Wed | Jan 27, 2021

Devon Dick | Support the police

Published:Wednesday | September 6, 2017 | 12:00 AM

Say it is not true - the reports that members of the Jamaica Constabulary Force (JCF) are required by policy to give notice of six months before resignation is effective and failure to do so would lead to a fine and/or imprisonment. Further, the intention is to move it from a policy to an act of Parliament. Apparently, this contemplated action is a response to the attrition rate within the JCF, with reports that more are resigning than those who are being recruited. Hence, there are 1,000 vacancies. In a time of high unemployment, that we have so many vacancies means that something is fundamentally wrong with the terms and conditions of work. It appears unreasonable for a recruit to be trained for six months and then be asked to give notice of six months before one can leave.

The intention of notice was primarily to protect the worker and never was intended to prevent a worker from leaving a job to explore better options. Since employers can dismiss workers without notice and provide financial payment, workers should have that option too. If the issue is the investment of six months training then allow the members of the JCF to pay back the money if no notice is given. The Government can hold on to benefit entitlements in lieu of notice. But even this might not be fair because nurses, teachers and doctors get a longer period of training and there is a greater investment by the people of Jamaica, and these professionals are not so required to pay back their tuition fees before they can go to greener pastures.

The bottom line is that it should never be that to resign from the JCF is a crime. Acquiring such a criminal record could be a hindrance for that member of the JCF getting a job or getting an overseas assignment with the United Nations to make a contribution to worldwide security.

But why retain a constable who wants to leave? Would it not be a potential security risk to have a disgruntled constable with a gun who feels trapped for six months? For the ranks represented by the Jamaica Police Federation, it should be no more than a month, and those of higher rank be required to give three months as notice.
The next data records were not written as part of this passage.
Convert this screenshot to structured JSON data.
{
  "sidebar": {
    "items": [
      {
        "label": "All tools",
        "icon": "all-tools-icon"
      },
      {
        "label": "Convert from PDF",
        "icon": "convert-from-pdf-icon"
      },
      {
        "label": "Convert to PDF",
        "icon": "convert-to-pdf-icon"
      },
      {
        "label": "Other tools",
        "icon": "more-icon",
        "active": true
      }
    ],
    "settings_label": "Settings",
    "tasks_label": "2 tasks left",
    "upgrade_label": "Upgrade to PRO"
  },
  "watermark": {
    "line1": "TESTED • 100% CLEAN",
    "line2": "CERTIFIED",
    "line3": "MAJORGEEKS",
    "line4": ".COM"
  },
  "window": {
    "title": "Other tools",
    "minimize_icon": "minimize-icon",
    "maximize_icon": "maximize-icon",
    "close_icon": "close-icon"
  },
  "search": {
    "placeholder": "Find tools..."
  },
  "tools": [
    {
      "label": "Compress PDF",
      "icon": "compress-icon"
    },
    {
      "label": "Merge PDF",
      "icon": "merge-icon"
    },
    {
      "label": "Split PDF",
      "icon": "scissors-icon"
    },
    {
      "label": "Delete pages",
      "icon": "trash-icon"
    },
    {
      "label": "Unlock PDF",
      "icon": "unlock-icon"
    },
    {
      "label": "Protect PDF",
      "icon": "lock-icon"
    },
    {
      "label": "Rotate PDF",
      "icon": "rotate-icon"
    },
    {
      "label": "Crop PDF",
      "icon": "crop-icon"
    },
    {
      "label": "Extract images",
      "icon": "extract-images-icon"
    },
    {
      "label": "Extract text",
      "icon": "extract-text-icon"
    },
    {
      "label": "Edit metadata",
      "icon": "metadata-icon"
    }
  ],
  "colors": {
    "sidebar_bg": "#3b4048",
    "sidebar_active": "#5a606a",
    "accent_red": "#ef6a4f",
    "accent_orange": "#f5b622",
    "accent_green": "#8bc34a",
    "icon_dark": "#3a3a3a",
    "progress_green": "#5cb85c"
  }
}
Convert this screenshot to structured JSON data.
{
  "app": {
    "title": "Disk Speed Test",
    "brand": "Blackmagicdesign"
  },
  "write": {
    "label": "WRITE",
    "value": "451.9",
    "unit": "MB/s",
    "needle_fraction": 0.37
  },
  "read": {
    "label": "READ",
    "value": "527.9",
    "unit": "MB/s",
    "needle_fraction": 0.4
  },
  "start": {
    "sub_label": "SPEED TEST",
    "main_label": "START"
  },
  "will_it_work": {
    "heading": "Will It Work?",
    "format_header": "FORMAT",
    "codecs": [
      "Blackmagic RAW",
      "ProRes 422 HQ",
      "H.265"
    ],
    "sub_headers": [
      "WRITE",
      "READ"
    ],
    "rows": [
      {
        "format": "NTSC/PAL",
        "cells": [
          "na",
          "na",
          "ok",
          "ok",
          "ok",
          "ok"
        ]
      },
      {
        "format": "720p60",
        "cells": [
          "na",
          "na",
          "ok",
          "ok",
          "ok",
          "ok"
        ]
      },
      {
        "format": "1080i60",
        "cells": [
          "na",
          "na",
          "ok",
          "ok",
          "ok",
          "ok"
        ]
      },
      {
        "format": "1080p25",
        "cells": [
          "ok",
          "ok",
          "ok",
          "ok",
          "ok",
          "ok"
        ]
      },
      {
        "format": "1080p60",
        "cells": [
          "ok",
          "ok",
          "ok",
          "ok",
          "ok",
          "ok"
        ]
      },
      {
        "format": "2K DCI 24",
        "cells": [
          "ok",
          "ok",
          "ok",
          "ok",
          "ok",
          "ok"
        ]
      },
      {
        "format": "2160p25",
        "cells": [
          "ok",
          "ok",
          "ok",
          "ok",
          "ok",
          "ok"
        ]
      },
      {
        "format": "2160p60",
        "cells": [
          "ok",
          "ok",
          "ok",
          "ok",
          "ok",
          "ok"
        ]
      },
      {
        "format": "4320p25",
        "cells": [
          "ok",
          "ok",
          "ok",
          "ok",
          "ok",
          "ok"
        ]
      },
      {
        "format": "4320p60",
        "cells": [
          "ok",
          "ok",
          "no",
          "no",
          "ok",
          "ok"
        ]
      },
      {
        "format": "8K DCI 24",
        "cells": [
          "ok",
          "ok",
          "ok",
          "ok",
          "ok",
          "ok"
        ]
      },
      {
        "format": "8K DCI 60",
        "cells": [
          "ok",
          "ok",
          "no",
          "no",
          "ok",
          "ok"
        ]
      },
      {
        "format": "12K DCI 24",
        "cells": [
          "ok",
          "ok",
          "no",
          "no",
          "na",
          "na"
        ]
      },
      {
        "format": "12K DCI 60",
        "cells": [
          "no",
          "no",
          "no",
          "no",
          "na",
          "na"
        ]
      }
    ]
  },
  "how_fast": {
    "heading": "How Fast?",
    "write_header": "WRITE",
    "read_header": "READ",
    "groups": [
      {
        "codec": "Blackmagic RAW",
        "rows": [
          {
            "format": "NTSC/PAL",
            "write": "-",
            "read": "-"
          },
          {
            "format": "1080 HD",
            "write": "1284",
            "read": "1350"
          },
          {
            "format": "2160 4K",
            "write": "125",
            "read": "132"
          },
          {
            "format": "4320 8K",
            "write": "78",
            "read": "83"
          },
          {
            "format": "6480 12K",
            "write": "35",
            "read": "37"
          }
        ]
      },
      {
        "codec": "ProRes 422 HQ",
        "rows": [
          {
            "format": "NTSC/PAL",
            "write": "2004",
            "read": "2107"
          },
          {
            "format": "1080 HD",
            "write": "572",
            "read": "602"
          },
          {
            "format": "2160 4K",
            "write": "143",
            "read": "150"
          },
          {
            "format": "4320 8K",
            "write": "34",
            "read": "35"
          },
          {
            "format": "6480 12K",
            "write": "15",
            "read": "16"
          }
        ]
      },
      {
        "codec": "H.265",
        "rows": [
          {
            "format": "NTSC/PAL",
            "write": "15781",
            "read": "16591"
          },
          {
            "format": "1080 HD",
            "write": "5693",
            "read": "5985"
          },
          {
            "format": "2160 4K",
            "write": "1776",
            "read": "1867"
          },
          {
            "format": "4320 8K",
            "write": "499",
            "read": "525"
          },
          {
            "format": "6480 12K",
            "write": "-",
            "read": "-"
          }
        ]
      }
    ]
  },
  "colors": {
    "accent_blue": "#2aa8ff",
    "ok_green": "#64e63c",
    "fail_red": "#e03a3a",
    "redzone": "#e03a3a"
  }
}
Furthermore, this requirement of six months or a fine and possible prison time will not be attractive to recruits and more qualified recruits. Who would want to be a police officer with such draconian employment conditions? Which upper-class parents would encourage their sons and daughters to join the JCF? The remuneration is not commensurate with the workload, complex nature of the problem, long hours, stress and exposure to death.

Furthermore, when politicians, pastors and private-sector leaders say that we have to be prepared to give up some rights in the crime-fighting effort and the police are seen by the citizens as the ones denying them their rights, this makes the job of policing even more difficult. And those leaders who are calling on others to give up rights, are they willing to tell us which rights they will personally give up in the cause of crime-fighting? No, it is rather the same citizens who have been denied human and civil rights by the criminal network; who have had to agree to a code of silence and take an oath of secrecy and live in a community of seclusion, who now have to give up rights again to the agents of the State. And so, it seems the police are not getting the support from the leaders.

It appears that the contemplated legislation would be counterproductive and have inherent dangers to the effective policing of the nation. It will discourage qualified and fit applicants. What is needed is support for the police by providing the men and women who serve and protect with better working conditions.

- Rev Devon Dick is pastor of the Boulevard Baptist Church in St Andrew. He is author of 'The Cross and the Machete', and 'Rebellion to Riot'. Send feedback to columns@